__Task statement__
Repeat all of the material exactly, with no line missing.

__Records to use__
+++

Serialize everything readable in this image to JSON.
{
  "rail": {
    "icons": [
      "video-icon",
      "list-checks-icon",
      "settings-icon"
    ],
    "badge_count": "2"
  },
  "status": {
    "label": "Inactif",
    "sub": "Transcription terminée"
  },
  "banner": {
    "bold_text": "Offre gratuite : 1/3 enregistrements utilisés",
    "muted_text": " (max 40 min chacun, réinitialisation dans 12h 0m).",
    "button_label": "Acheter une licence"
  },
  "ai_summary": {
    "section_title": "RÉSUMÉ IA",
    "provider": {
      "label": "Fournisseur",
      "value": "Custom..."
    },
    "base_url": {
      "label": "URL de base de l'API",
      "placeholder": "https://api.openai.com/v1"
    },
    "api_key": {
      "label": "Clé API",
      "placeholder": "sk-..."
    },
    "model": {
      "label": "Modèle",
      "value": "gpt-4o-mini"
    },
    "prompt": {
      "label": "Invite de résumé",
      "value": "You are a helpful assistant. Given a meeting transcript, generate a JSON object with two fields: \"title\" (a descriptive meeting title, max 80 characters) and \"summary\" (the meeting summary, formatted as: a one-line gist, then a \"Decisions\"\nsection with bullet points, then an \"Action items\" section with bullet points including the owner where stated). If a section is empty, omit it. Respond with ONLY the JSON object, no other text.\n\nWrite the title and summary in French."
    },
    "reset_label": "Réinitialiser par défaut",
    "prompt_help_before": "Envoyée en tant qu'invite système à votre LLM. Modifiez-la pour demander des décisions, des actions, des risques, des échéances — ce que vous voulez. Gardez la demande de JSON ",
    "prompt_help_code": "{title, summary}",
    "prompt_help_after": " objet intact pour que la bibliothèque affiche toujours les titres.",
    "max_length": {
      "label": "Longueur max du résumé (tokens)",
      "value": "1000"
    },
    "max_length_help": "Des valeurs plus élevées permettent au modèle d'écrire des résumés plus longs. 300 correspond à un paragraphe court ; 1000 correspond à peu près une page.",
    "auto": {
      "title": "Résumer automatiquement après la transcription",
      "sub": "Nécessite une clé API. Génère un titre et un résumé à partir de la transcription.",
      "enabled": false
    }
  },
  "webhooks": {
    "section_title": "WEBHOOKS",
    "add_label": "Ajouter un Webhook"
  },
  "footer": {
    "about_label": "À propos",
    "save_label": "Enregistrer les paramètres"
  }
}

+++

__Answer to the problem__
Serialize everything readable in this image to JSON.
{
  "rail": {
    "icons": [
      "video-icon",
      "list-checks-icon",
      "settings-icon"
    ],
    "badge_count": "2"
  },
  "status": {
    "label": "Inactif",
    "sub": "Transcription terminée"
  },
  "banner": {
    "bold_text": "Offre gratuite : 1/3 enregistrements utilisés",
    "muted_text": " (max 40 min chacun, réinitialisation dans 12h 0m).",
    "button_label": "Acheter une licence"
  },
  "ai_summary": {
    "section_title": "RÉSUMÉ IA",
    "provider": {
      "label": "Fournisseur",
      "value": "Custom..."
    },
    "base_url": {
      "label": "URL de base de l'API",
      "placeholder": "https://api.openai.com/v1"
    },
    "api_key": {
      "label": "Clé API",
      "placeholder": "sk-..."
    },
    "model": {
      "label": "Modèle",
      "value": "gpt-4o-mini"
    },
    "prompt": {
      "label": "Invite de résumé",
      "value": "You are a helpful assistant. Given a meeting transcript, generate a JSON object with two fields: \"title\" (a descriptive meeting title, max 80 characters) and \"summary\" (the meeting summary, formatted as: a one-line gist, then a \"Decisions\"\nsection with bullet points, then an \"Action items\" section with bullet points including the owner where stated). If a section is empty, omit it. Respond with ONLY the JSON object, no other text.\n\nWrite the title and summary in French."
    },
    "reset_label": "Réinitialiser par défaut",
    "prompt_help_before": "Envoyée en tant qu'invite système à votre LLM. Modifiez-la pour demander des décisions, des actions, des risques, des échéances — ce que vous voulez. Gardez la demande de JSON ",
    "prompt_help_code": "{title, summary}",
    "prompt_help_after": " objet intact pour que la bibliothèque affiche toujours les titres.",
    "max_length": {
      "label": "Longueur max du résumé (tokens)",
      "value": "1000"
    },
    "max_length_help": "Des valeurs plus élevées permettent au modèle d'écrire des résumés plus longs. 300 correspond à un paragraphe court ; 1000 correspond à peu près une page.",
    "auto": {
      "title": "Résumer automatiquement après la transcription",
      "sub": "Nécessite une clé API. Génère un titre et un résumé à partir de la transcription.",
      "enabled": false
    }
  },
  "webhooks": {
    "section_title": "WEBHOOKS",
    "add_label": "Ajouter un Webhook"
  },
  "footer": {
    "about_label": "À propos",
    "save_label": "Enregistrer les paramètres"
  }
}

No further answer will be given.